“Our personal protective equipment hangs on the walls with all of the fire apparatus in the middle,” said Marengi. “We wash that gear in the same space that it is getting contaminated in. We do everything we can as brothers and sisters to keep our space safe.”

Marengi recalled that firefighters have to conduct safety inspections for new homes.

“If we saw some of the stuff that is in the fire station every day in those homes, they wouldn’t be passing inspection,” said Margeni.

Marengi said the public safety buildings project is desperately needed.

“Something definitely has to happen in town,” said Marengi. “Public safety and the schools are the reasons why people come to town. I think it is a reflection of who we are, and it’s a necessity that we need to focus on.”

In response to a question from Dolan, Wallace said the Fire Department needs two stations.

“We have two very different districts here in Lynnfield,” said Wallace. “The south district essentially makes up Route 1, all of the commercial buildings on Salem Street and MarketStreet Lynnfield. The headquarters district consists of private homes and the schools. What brings us together is Route 95 runs from one end of town to the other. We have response times that are required by insurance agencies, and we are required to get to certain places in a certain amount of time. The requirements dictate that we have a certain amount of apparatus in a certain space so we can get to certain parts of town within a certain amount of time.”

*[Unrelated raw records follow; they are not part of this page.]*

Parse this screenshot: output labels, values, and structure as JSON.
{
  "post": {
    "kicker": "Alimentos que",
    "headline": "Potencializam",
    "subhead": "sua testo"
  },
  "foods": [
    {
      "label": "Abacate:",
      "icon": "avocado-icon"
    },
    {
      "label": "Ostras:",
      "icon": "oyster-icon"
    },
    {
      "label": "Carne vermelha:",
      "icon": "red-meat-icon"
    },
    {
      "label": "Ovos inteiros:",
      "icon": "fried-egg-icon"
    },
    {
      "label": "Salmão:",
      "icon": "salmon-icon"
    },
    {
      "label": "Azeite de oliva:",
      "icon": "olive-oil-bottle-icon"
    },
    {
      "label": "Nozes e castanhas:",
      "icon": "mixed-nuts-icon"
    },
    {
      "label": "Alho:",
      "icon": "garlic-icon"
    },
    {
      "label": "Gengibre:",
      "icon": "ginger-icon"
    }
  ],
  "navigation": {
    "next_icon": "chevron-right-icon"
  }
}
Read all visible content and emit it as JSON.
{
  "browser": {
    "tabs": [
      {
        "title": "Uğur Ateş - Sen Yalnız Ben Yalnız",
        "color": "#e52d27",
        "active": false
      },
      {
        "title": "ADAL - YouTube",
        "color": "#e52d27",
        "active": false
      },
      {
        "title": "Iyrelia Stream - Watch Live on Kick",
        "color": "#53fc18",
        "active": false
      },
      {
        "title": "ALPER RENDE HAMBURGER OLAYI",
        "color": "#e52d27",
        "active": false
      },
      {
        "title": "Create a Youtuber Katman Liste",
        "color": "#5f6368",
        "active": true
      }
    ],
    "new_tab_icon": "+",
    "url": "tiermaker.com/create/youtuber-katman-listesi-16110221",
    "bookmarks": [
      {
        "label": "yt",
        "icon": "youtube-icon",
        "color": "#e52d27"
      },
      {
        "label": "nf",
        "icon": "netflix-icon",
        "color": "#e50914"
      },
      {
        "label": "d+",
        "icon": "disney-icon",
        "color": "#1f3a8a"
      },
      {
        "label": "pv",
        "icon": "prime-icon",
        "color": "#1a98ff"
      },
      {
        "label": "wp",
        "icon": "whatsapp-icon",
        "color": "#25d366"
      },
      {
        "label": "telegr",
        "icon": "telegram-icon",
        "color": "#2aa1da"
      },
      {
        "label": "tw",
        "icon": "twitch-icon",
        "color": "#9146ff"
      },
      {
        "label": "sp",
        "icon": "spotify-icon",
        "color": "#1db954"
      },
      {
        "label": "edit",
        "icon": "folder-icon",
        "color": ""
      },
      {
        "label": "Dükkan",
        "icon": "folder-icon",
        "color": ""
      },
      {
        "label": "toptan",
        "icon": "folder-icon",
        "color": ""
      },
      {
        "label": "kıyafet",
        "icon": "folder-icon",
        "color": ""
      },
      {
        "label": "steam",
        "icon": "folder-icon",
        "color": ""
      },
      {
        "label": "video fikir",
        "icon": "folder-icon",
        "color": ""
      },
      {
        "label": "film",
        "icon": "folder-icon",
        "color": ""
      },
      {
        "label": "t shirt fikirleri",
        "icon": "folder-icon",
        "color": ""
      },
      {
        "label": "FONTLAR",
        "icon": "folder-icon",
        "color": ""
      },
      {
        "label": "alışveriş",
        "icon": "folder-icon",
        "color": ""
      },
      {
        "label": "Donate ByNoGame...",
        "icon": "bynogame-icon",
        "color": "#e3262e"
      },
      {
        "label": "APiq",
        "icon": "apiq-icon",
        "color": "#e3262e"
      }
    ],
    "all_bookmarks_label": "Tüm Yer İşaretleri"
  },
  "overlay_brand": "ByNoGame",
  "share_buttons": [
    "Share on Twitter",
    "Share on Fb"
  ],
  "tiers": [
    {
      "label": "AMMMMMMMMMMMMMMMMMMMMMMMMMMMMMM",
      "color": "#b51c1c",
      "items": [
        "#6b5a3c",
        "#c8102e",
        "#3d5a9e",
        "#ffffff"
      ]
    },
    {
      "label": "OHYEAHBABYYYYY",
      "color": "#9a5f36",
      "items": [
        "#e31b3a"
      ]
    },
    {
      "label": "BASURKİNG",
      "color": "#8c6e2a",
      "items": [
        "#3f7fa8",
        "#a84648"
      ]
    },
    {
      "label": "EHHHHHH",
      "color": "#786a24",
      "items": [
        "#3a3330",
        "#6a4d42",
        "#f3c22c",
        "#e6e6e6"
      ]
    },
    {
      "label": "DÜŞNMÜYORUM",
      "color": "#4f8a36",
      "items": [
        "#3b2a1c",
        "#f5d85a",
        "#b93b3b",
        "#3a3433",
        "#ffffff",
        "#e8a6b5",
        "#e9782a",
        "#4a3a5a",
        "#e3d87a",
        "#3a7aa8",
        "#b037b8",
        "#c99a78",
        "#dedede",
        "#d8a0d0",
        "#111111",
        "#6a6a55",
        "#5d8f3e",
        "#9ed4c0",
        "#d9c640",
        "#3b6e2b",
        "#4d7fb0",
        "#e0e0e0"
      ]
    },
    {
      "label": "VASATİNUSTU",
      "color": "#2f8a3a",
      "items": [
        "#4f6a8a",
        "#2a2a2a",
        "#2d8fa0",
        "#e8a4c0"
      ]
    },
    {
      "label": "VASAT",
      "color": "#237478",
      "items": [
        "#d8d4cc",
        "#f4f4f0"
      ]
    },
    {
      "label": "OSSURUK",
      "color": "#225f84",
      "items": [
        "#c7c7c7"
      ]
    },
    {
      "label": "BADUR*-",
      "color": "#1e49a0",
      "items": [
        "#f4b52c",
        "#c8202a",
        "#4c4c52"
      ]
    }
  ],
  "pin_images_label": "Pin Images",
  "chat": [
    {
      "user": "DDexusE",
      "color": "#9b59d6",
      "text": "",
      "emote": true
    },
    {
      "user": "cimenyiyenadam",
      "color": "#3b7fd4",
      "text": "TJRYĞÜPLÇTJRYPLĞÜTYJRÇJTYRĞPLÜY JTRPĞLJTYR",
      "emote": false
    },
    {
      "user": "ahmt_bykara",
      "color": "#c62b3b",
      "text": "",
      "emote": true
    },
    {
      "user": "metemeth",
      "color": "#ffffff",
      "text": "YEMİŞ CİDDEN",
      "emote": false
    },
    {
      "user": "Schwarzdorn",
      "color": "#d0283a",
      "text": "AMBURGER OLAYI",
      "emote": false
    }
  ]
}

Dolan said it’s long overdue to make Town Hall ADA compliant.

“In order to use the handicap ramp to get into Town Hall, someone would have to almost walk a football field around the building to get to the ramp by the Police Station,” said Dolan. “It is absolutely crazy. It’s not only the town’s responsibility to provide access to everyone; it’s the law. The only reason why we haven’t done it is because we have been grandfathered in.”